#### EXERCISE MATERIALS ####

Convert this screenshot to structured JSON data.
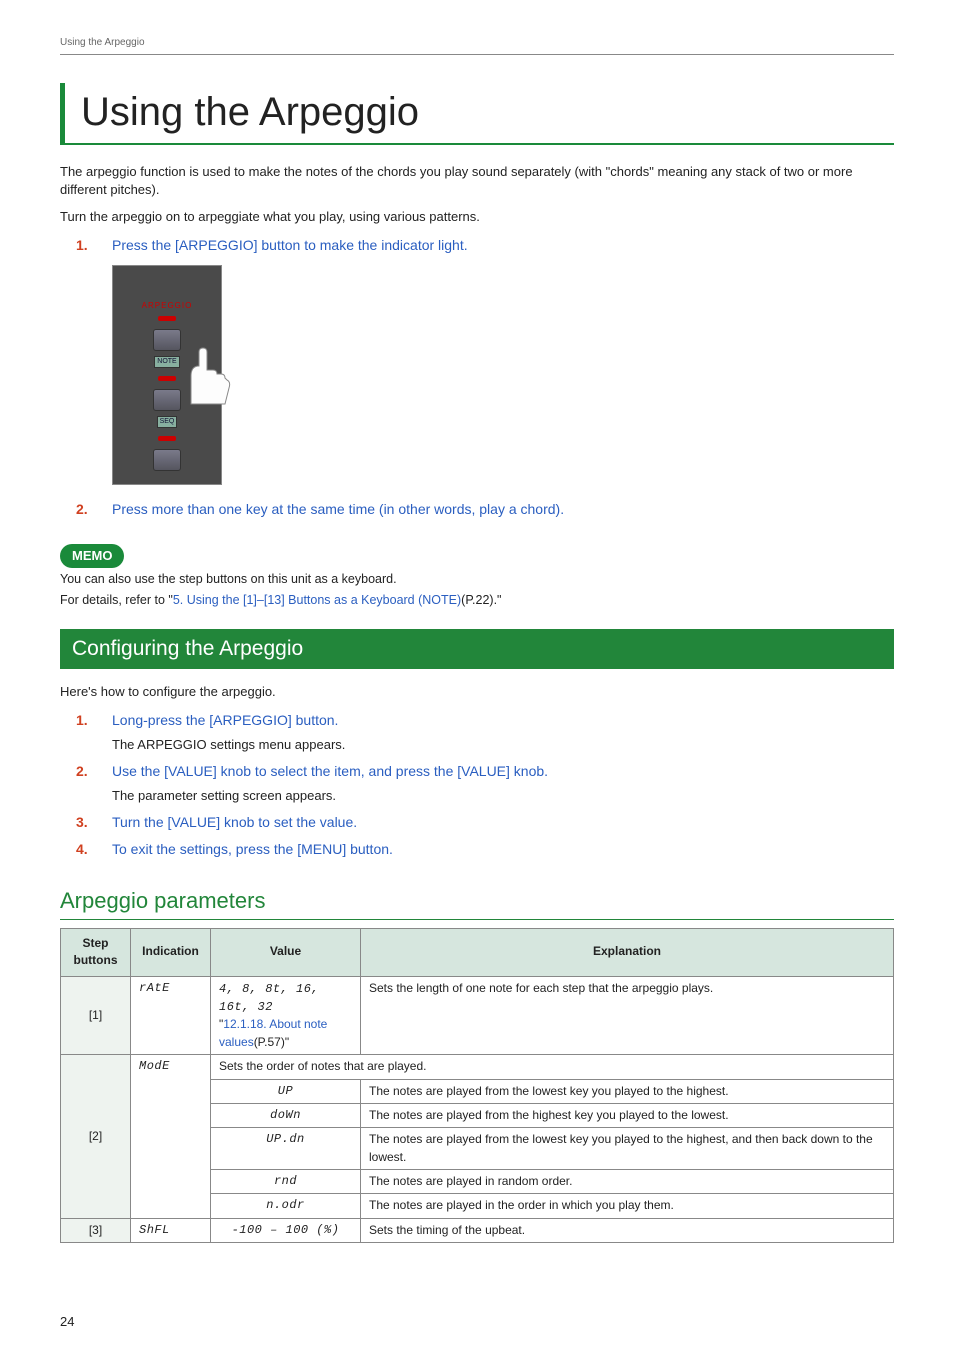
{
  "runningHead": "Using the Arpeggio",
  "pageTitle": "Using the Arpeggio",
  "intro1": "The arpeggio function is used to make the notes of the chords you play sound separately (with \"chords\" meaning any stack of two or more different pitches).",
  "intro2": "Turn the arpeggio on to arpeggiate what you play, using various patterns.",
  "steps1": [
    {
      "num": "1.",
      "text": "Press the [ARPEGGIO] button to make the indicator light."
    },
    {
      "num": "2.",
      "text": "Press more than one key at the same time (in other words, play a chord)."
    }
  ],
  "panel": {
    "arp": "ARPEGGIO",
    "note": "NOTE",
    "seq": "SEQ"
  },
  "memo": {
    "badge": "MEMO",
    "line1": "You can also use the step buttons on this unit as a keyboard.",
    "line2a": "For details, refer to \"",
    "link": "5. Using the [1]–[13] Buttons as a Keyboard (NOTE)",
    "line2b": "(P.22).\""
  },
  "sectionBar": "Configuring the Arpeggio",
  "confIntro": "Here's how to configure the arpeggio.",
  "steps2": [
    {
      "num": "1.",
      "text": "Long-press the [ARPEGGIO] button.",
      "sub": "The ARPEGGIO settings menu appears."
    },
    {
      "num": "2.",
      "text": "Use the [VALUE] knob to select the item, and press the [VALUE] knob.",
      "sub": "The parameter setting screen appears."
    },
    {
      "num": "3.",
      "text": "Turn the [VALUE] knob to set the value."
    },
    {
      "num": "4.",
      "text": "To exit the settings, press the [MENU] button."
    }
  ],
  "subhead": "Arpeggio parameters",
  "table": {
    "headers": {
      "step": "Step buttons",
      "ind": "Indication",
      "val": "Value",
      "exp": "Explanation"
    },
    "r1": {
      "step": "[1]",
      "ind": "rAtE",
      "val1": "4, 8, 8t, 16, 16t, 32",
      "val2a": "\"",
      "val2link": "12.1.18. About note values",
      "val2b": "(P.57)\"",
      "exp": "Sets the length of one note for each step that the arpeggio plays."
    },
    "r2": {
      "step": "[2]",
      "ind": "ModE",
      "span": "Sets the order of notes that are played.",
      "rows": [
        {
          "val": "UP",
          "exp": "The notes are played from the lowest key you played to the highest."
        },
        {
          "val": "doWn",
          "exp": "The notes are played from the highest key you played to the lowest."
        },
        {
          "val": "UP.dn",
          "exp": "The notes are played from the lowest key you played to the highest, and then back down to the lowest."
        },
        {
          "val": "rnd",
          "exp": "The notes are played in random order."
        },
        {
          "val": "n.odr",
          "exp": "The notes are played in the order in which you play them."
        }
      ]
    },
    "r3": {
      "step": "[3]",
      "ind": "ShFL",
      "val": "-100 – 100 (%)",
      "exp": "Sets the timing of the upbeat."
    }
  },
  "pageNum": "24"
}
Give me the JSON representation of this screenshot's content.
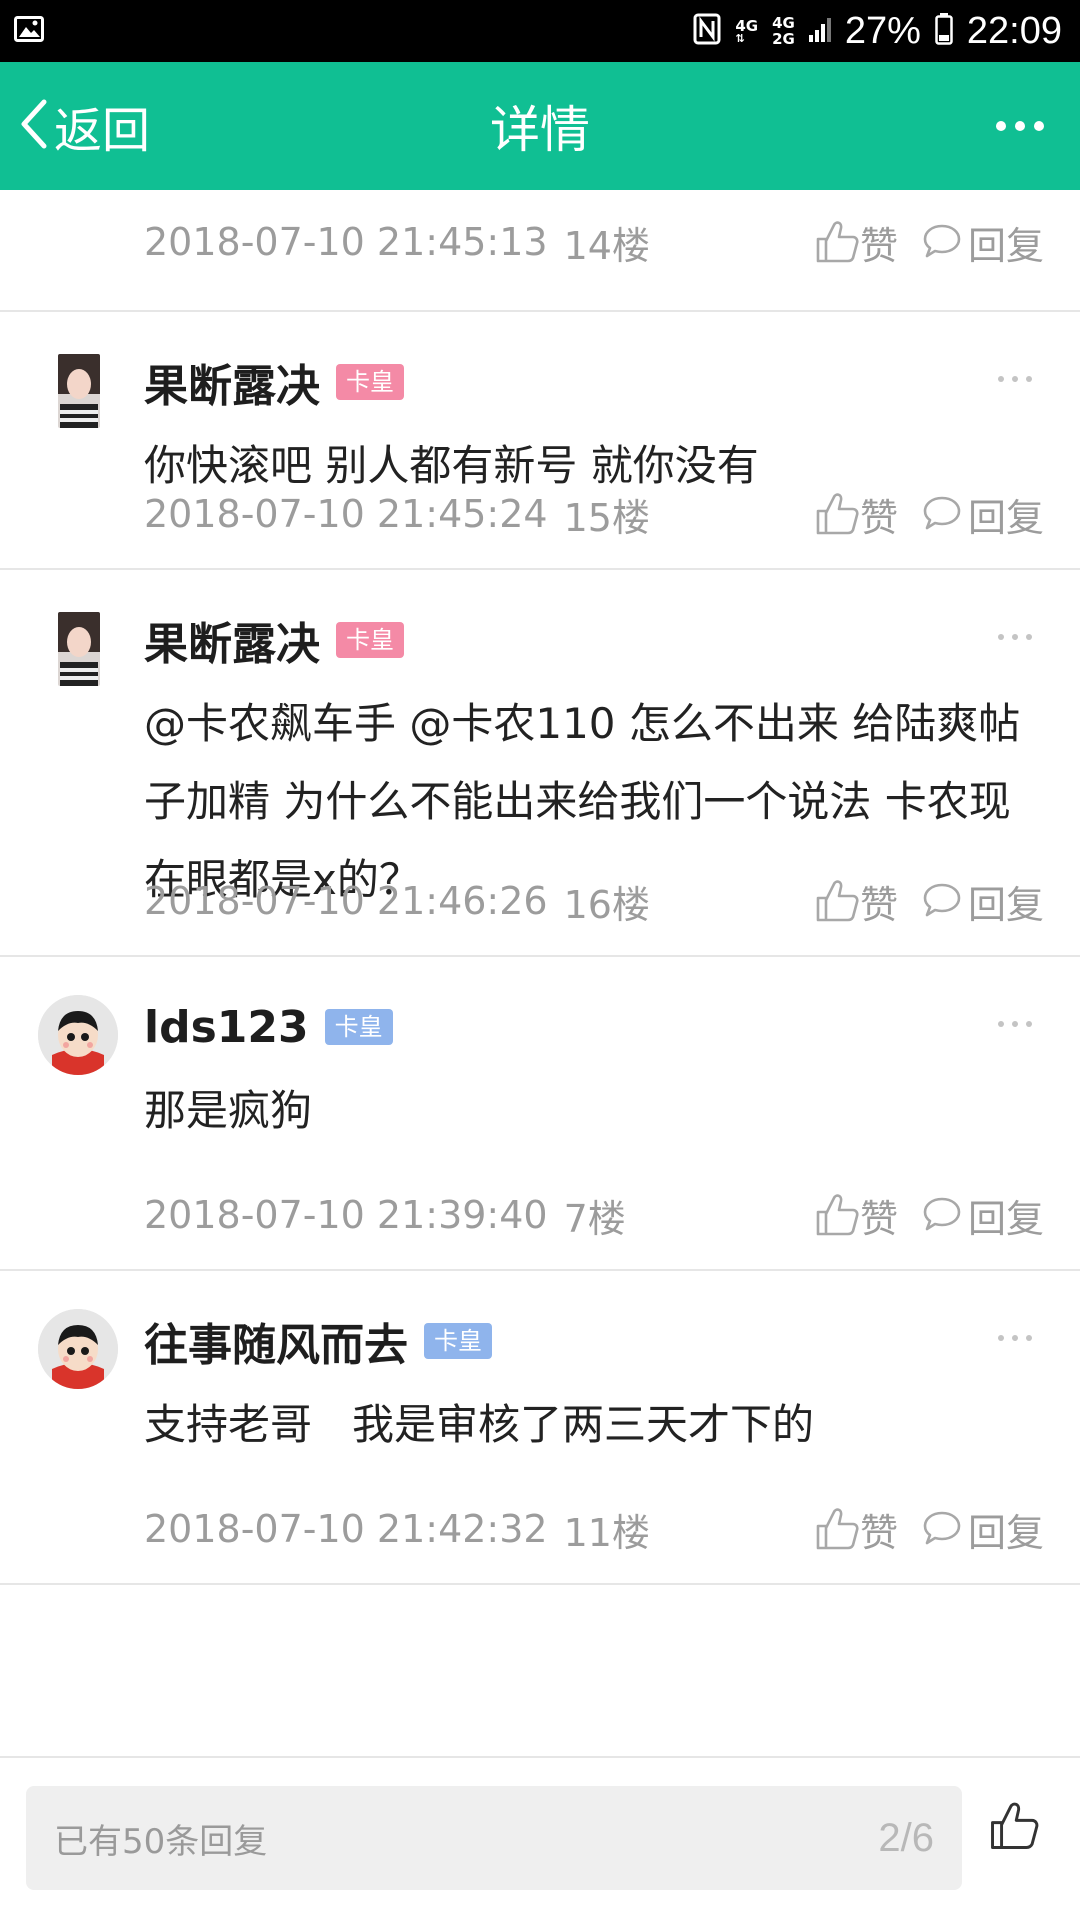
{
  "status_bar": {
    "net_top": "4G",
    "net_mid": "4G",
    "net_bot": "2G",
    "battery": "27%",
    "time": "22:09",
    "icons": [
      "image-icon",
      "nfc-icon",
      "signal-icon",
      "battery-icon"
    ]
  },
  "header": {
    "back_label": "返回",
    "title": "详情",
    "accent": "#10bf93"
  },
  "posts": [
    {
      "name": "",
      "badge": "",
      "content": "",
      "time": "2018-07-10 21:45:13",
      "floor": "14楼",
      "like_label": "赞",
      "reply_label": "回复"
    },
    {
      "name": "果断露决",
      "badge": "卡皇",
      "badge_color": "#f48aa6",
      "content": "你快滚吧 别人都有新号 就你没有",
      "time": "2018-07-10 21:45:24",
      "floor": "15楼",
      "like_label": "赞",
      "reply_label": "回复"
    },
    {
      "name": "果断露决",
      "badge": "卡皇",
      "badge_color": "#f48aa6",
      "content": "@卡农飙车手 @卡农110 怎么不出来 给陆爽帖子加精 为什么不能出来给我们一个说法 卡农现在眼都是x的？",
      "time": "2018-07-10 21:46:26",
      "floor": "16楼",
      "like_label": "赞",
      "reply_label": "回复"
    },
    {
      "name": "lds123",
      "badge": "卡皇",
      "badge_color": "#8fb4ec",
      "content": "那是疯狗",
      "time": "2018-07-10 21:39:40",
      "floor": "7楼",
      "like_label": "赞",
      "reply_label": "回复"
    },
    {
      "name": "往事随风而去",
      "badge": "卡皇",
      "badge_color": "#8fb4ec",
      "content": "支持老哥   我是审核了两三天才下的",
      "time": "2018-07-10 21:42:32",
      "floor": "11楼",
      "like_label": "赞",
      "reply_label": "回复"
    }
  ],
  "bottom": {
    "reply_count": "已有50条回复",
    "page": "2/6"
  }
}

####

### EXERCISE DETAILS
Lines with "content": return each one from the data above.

### RESULT OF THE EXERCISE
Give me the JSON representation of this screenshot's content.
      "content": "",
      "content": "你快滚吧 别人都有新号 就你没有",
      "content": "@卡农飙车手 @卡农110 怎么不出来 给陆爽帖子加精 为什么不能出来给我们一个说法 卡农现在眼都是x的？",
      "content": "那是疯狗",
      "content": "支持老哥   我是审核了两三天才下的",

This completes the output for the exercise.